_WHAT YOU SHOULD DO_
Every record below is to be restated word for word, and no picture is to be copied.

_PROVIDED RECORDS_
****

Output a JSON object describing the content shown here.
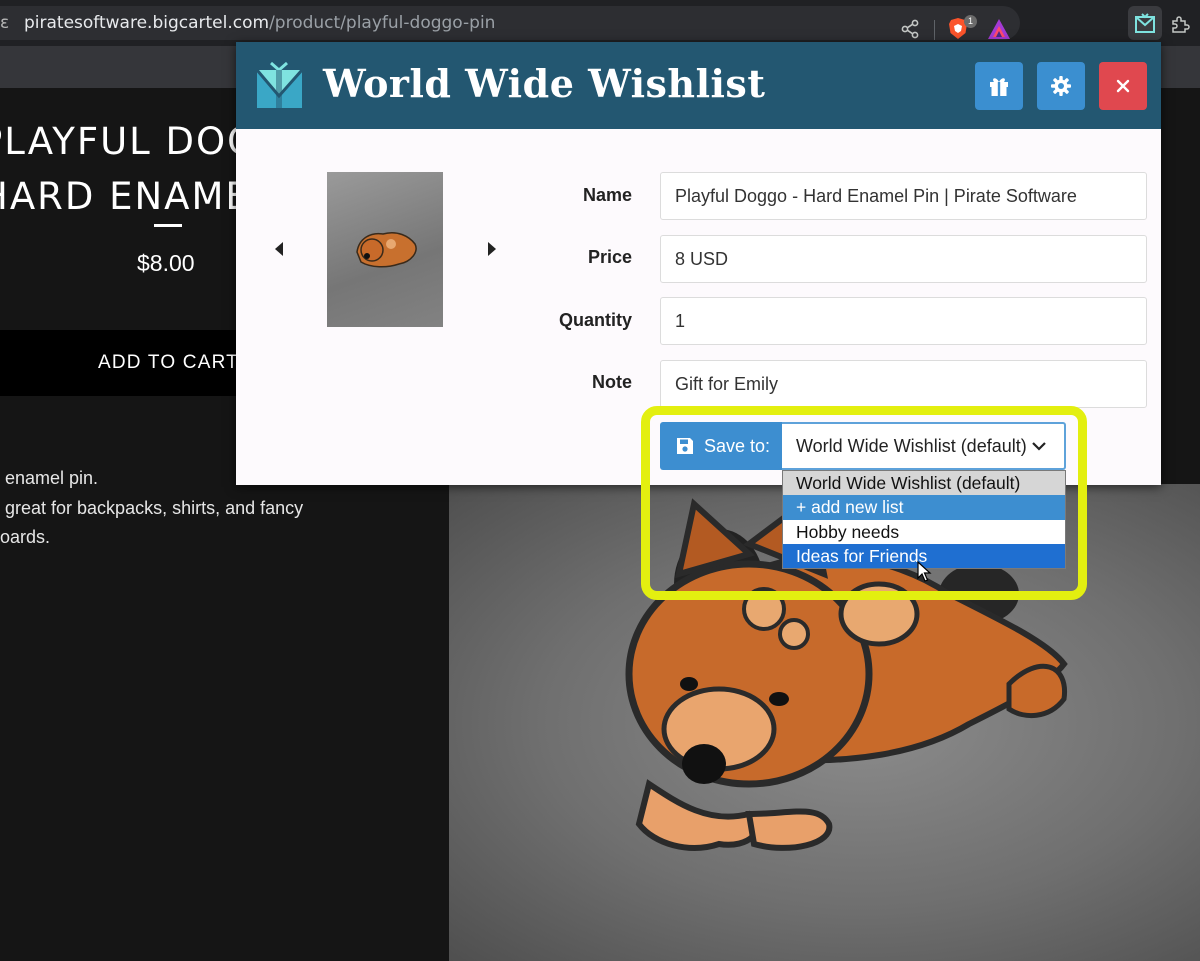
{
  "browser": {
    "url_prefix": "ε",
    "url_host": "piratesoftware.bigcartel.com",
    "url_path": "/product/playful-doggo-pin",
    "shield_badge_count": "1",
    "icons": [
      "share-icon",
      "brave-shields-icon",
      "brave-rewards-icon",
      "wishlist-extension-icon",
      "puzzle-icon"
    ]
  },
  "store": {
    "title_line1": "PLAYFUL DOGGO",
    "title_line2": "HARD ENAMEL",
    "price": "$8.00",
    "add_to_cart": "ADD TO CART",
    "description": " enamel pin.\n great for backpacks, shirts, and fancy\noards."
  },
  "popup": {
    "title": "World Wide Wishlist",
    "header_buttons": [
      "gift-icon",
      "gear-icon",
      "close-icon"
    ],
    "colors": {
      "header": "#235771",
      "primary": "#3d8ed0",
      "danger": "#e0484f",
      "highlight": "#e3ef10"
    },
    "fields": {
      "name_label": "Name",
      "name_value": "Playful Doggo - Hard Enamel Pin | Pirate Software",
      "price_label": "Price",
      "price_value": "8 USD",
      "quantity_label": "Quantity",
      "quantity_value": "1",
      "note_label": "Note",
      "note_value": "Gift for Emily"
    },
    "save_label": "Save to:",
    "selected_list": "World Wide Wishlist (default)",
    "list_options": [
      "World Wide Wishlist (default)",
      "+ add new list",
      "Hobby needs",
      "Ideas for Friends"
    ]
  }
}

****

_EXERCISE SOLUTION_
Output a JSON object describing the content shown here.
{
  "browser": {
    "url_prefix": "ε",
    "url_host": "piratesoftware.bigcartel.com",
    "url_path": "/product/playful-doggo-pin",
    "shield_badge_count": "1",
    "icons": [
      "share-icon",
      "brave-shields-icon",
      "brave-rewards-icon",
      "wishlist-extension-icon",
      "puzzle-icon"
    ]
  },
  "store": {
    "title_line1": "PLAYFUL DOGGO",
    "title_line2": "HARD ENAMEL",
    "price": "$8.00",
    "add_to_cart": "ADD TO CART",
    "description": " enamel pin.\n great for backpacks, shirts, and fancy\noards."
  },
  "popup": {
    "title": "World Wide Wishlist",
    "header_buttons": [
      "gift-icon",
      "gear-icon",
      "close-icon"
    ],
    "colors": {
      "header": "#235771",
      "primary": "#3d8ed0",
      "danger": "#e0484f",
      "highlight": "#e3ef10"
    },
    "fields": {
      "name_label": "Name",
      "name_value": "Playful Doggo - Hard Enamel Pin | Pirate Software",
      "price_label": "Price",
      "price_value": "8 USD",
      "quantity_label": "Quantity",
      "quantity_value": "1",
      "note_label": "Note",
      "note_value": "Gift for Emily"
    },
    "save_label": "Save to:",
    "selected_list": "World Wide Wishlist (default)",
    "list_options": [
      "World Wide Wishlist (default)",
      "+ add new list",
      "Hobby needs",
      "Ideas for Friends"
    ]
  }
}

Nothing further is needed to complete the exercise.